Directions for this task - Check every line of the entries below for the word "email", and copy the ones that have it.

Interface dataset entries -
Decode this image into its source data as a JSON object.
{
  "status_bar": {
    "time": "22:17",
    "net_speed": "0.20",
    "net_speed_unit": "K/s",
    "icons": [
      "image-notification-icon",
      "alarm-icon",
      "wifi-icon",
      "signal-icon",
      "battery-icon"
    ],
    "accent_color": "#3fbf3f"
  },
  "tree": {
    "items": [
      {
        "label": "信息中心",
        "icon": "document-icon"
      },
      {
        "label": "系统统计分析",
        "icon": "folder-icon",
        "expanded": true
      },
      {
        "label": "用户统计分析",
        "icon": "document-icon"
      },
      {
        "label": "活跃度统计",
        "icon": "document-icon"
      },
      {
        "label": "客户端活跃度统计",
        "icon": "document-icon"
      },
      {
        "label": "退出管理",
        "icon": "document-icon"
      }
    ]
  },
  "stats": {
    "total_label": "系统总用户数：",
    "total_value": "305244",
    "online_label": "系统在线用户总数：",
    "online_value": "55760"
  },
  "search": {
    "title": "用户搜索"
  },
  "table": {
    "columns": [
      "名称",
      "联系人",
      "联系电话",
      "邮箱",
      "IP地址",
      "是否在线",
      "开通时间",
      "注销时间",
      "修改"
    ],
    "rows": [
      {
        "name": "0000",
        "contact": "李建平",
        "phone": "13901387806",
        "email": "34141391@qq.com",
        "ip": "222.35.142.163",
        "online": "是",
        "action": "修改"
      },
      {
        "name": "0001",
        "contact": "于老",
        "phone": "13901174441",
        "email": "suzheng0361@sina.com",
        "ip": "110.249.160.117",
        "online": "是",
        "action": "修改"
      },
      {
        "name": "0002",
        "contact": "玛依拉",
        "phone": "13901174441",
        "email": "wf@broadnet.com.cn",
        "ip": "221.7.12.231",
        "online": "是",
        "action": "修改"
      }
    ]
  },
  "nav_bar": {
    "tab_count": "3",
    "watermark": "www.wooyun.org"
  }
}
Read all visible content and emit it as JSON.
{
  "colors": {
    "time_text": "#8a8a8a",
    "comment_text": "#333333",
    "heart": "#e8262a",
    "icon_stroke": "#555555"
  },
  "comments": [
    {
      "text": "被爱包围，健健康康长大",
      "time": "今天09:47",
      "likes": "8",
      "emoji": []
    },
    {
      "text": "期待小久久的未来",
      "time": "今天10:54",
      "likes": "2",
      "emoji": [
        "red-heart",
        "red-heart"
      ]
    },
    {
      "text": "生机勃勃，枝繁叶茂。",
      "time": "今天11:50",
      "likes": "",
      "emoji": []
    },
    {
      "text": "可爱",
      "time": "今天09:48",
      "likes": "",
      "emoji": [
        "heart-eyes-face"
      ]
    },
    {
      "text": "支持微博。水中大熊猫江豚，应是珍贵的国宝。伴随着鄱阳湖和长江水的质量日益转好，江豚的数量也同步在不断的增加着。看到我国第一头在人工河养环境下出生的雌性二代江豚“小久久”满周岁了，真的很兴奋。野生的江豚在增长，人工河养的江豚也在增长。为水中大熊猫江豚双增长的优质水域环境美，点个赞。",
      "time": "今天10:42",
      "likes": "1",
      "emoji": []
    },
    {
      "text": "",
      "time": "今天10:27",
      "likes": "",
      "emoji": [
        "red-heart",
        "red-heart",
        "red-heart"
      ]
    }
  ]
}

Solution for this problem -
        "email": "34141391@qq.com",
        "email": "suzheng0361@sina.com",
        "email": "wf@broadnet.com.cn",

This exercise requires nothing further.